Having identified this, developers are increasingly creating titles for more than one system. This recent trend has sparked criticisms among the gaming community. Concerns over the quality of multi-platform games have placed a great amount of pressure on developers to create titles for a specific machine. Largely associated with cross-platform titles is a lack of perceived quality due to developers focusing on multiple systems rather than one. Of course each system is different to the next. One system may contain greater processing power, while another greater graphic capabilities.
So who's to blame for the creation of multi-platform games? Most people point their fingers straight at the big gun companies such as Sony or Microsoft. It is a common misconception that creators of the gaming systems themselves wish to publish cross-platform games. After all, Microsoft would prefer to keep games exclusively bound to their machines and vice versa. It is in fact the third party developers who choose to create multi-platform titles. While gamers will continue to complain, it seems only wise from an economical perspective to capitalize on a game through multiple systems.
Unfortunately the result of this is that developers in most cases compromise quality for quantity. In many situations, developers will focus on creating a game for one machine and then port it over to other systems. However a cross-platform path isn't necessarily all bad and when approached with a different perspective can be a positive move. After all, you must consider the fact that not each gamer will own every machine. It can potentially become very expensive to own each platform and at the same time afford to purchase games. This way, gamers can still purchase their favorite game for a chosen platform without having to worry about availability.
The future of gaming is clearly heading along the path of multi-platform titles. However expect exclusive titles to remain in production. Sony and Microsoft for instance, offer up large 'sums of cash' to their larger developers to exclusively develop for their machines. While on the other hand, many developers still choose to create for one system, hoping to achieve a high quality game, winning over gamers alike. To add to this, many recent multi-platform developments have proven successful.
Take for example Resident Evil 4, a survival horror developed by Capcom. This game was released to the Gamecube in January of 2005 and greeted with rave reviews. Approximately 8 months later the same title was released again, however this time to the PS2. In similar fashion, the game was highly reviewed by gaming audience worldwide. There was very little difference between the two releases. Both featured the same game and story, while additional features were added to the PS2's version of the title. The PS2 version was in fact a port from the Gamecube version. However unlike many multi-platform developments, developers Capcom placed a great deal of emphasis on transitioning the game from one system to the next and the results - an almost prefect game.
Unfortunately this is a route that many developers choose to bypass when developing cross-platform titles.

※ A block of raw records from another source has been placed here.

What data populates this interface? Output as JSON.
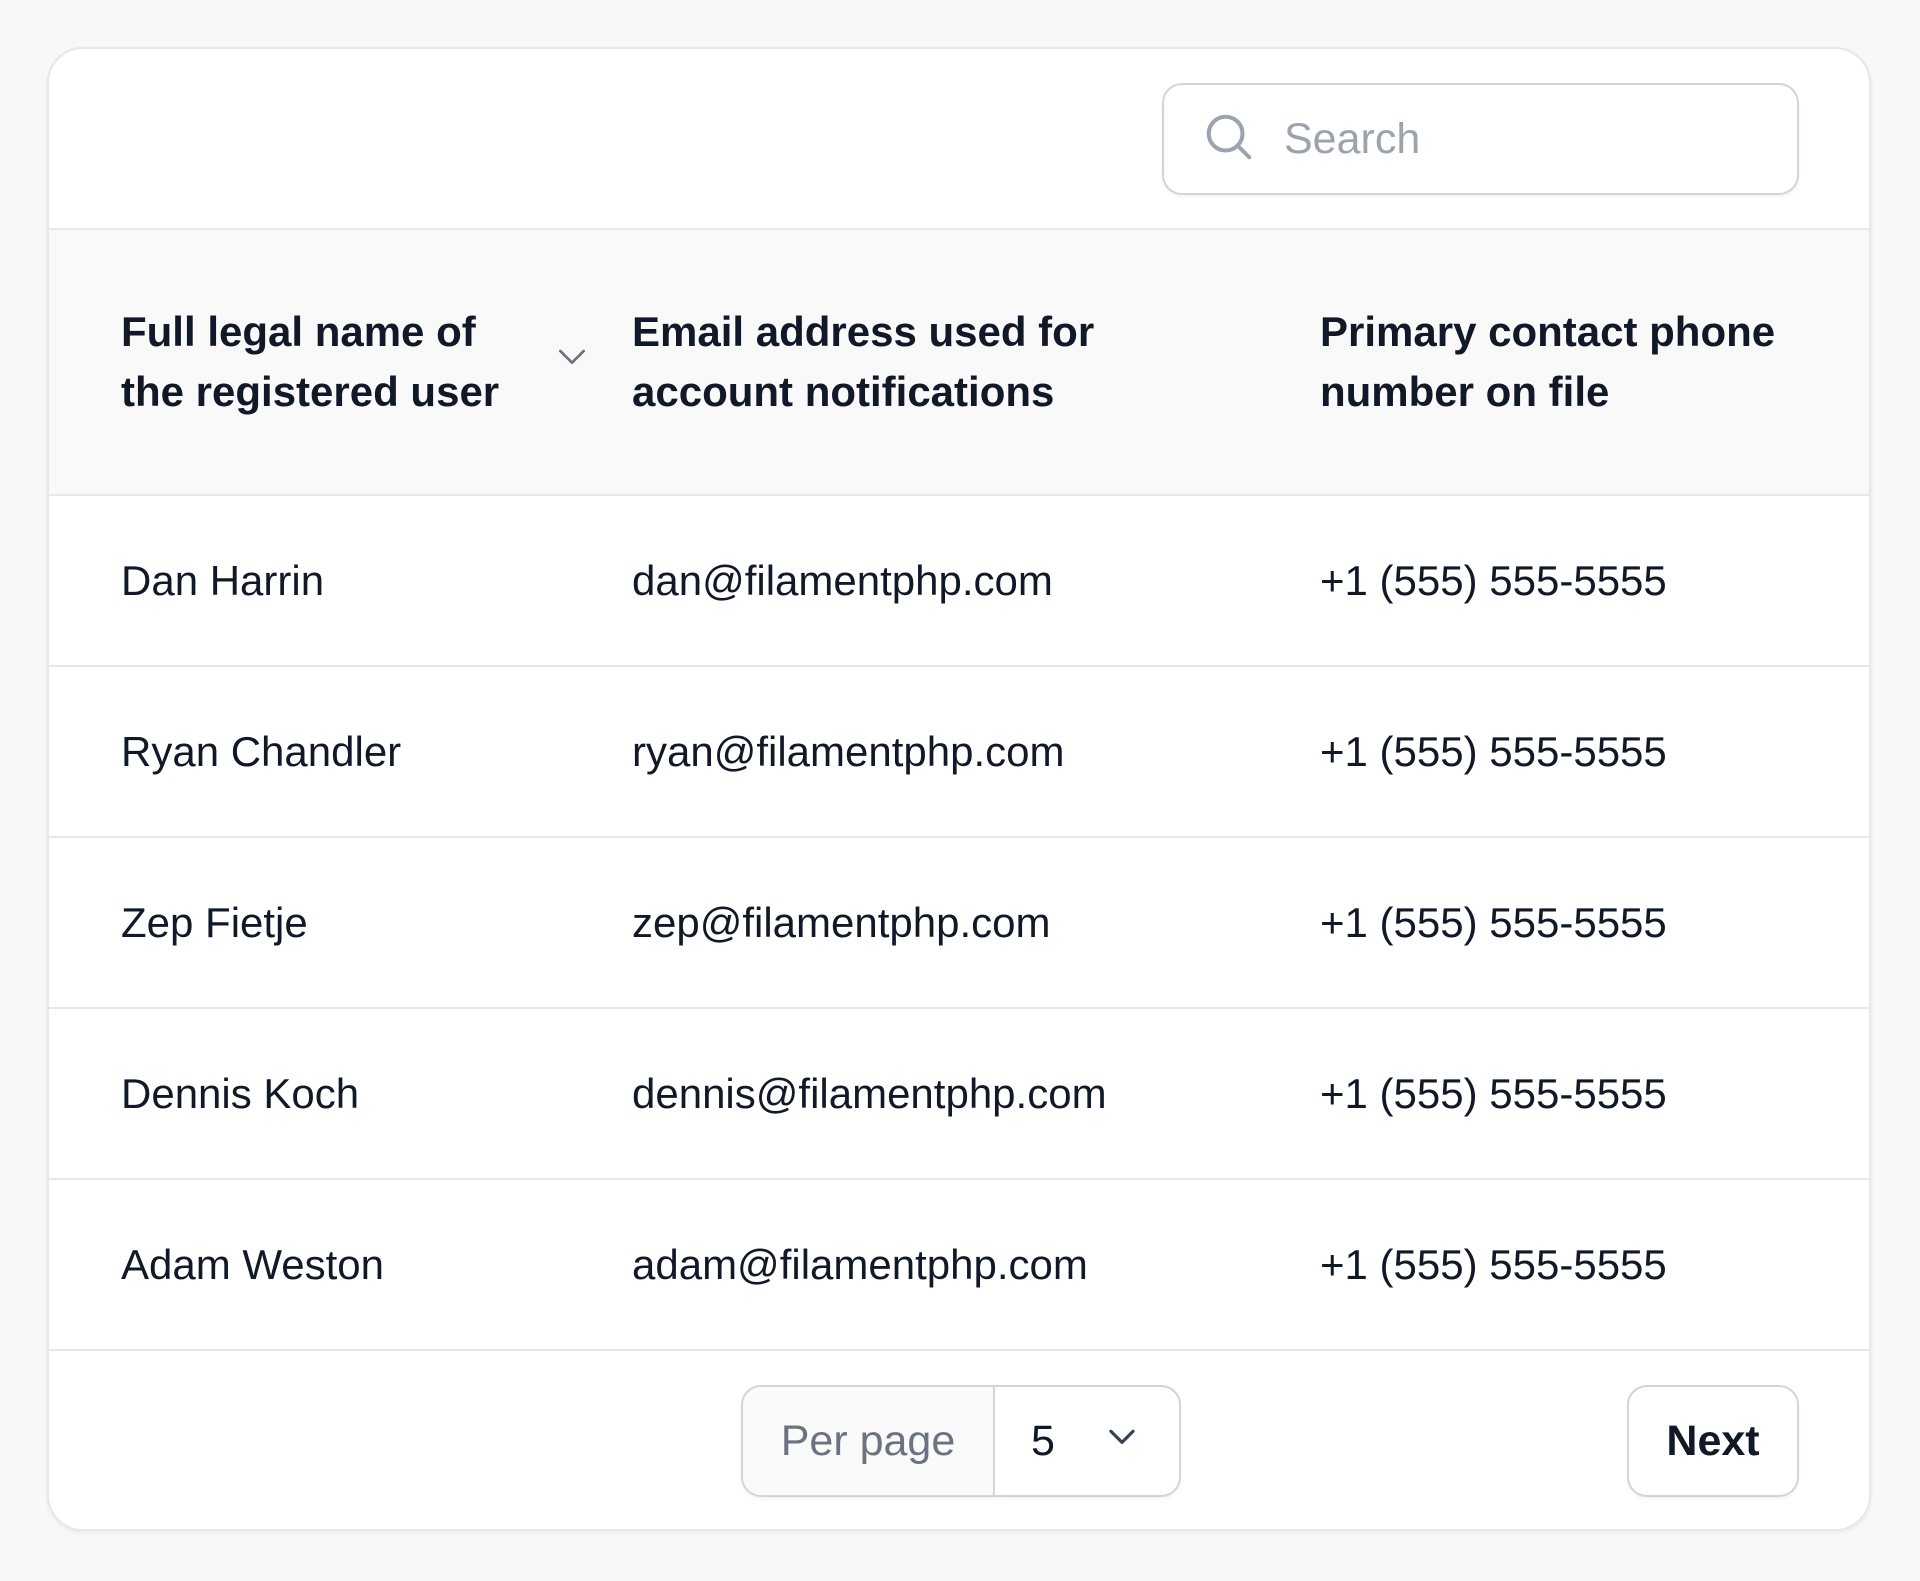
{
  "search": {
    "placeholder": "Search",
    "icon": "search-icon"
  },
  "table": {
    "columns": [
      {
        "label": "Full legal name of the registered user",
        "sortable": true,
        "sort_icon": "chevron-down-icon"
      },
      {
        "label": "Email address used for account notifications"
      },
      {
        "label": "Primary contact phone number on file"
      }
    ],
    "rows": [
      {
        "name": "Dan Harrin",
        "email": "dan@filamentphp.com",
        "phone": "+1 (555) 555-5555"
      },
      {
        "name": "Ryan Chandler",
        "email": "ryan@filamentphp.com",
        "phone": "+1 (555) 555-5555"
      },
      {
        "name": "Zep Fietje",
        "email": "zep@filamentphp.com",
        "phone": "+1 (555) 555-5555"
      },
      {
        "name": "Dennis Koch",
        "email": "dennis@filamentphp.com",
        "phone": "+1 (555) 555-5555"
      },
      {
        "name": "Adam Weston",
        "email": "adam@filamentphp.com",
        "phone": "+1 (555) 555-5555"
      }
    ]
  },
  "pagination": {
    "per_page_label": "Per page",
    "per_page_value": "5",
    "next_label": "Next"
  },
  "colors": {
    "background": "#f8f8f8",
    "card": "#ffffff",
    "header_bg": "#f9f9fa",
    "border": "#e5e7eb",
    "text": "#111827",
    "muted": "#9ca3af"
  }
}
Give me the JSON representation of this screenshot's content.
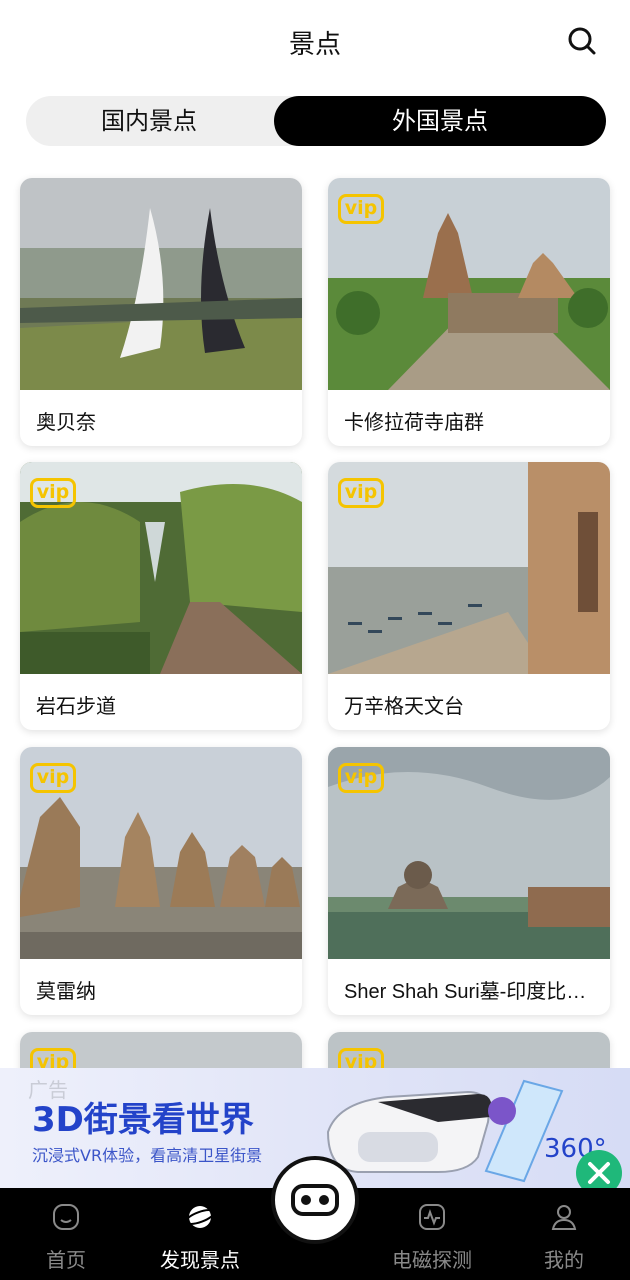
{
  "header": {
    "title": "景点"
  },
  "tabs": [
    {
      "label": "国内景点",
      "active": false
    },
    {
      "label": "外国景点",
      "active": true
    }
  ],
  "badge_text": "vip",
  "spots": [
    {
      "name": "奥贝奈",
      "vip": false
    },
    {
      "name": "卡修拉荷寺庙群",
      "vip": true
    },
    {
      "name": "岩石步道",
      "vip": true
    },
    {
      "name": "万辛格天文台",
      "vip": true
    },
    {
      "name": "莫雷纳",
      "vip": true
    },
    {
      "name": "Sher Shah Suri墓-印度比哈尔邦",
      "vip": true
    }
  ],
  "ad": {
    "tag": "广告",
    "headline": "3D街景看世界",
    "subtitle": "沉浸式VR体验，看高清卫星街景",
    "badge": "360°"
  },
  "bottom_nav": [
    {
      "label": "首页",
      "icon": "home-icon",
      "active": false
    },
    {
      "label": "发现景点",
      "icon": "planet-icon",
      "active": true
    },
    {
      "label": "电磁探测",
      "icon": "pulse-icon",
      "active": false
    },
    {
      "label": "我的",
      "icon": "profile-icon",
      "active": false
    }
  ],
  "colors": {
    "vip": "#f5c400",
    "active_tab_bg": "#000000",
    "ad_text": "#2343c9",
    "ad_close": "#1fb87a"
  }
}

It is wrong in any case to assume that all such developments are inferior. Quality cross-platform games do exist, however they are difficult to find. The world of gaming is constantly evolving and as changes take place new trends, either good or bad will emerge. We need to remember that developers will only create games that capture the interest of gamers. The bottom line is that developers will only continue to create low quality cross-platform titles if gamers support them. Ultimately it's you, the gamer who holds all the power.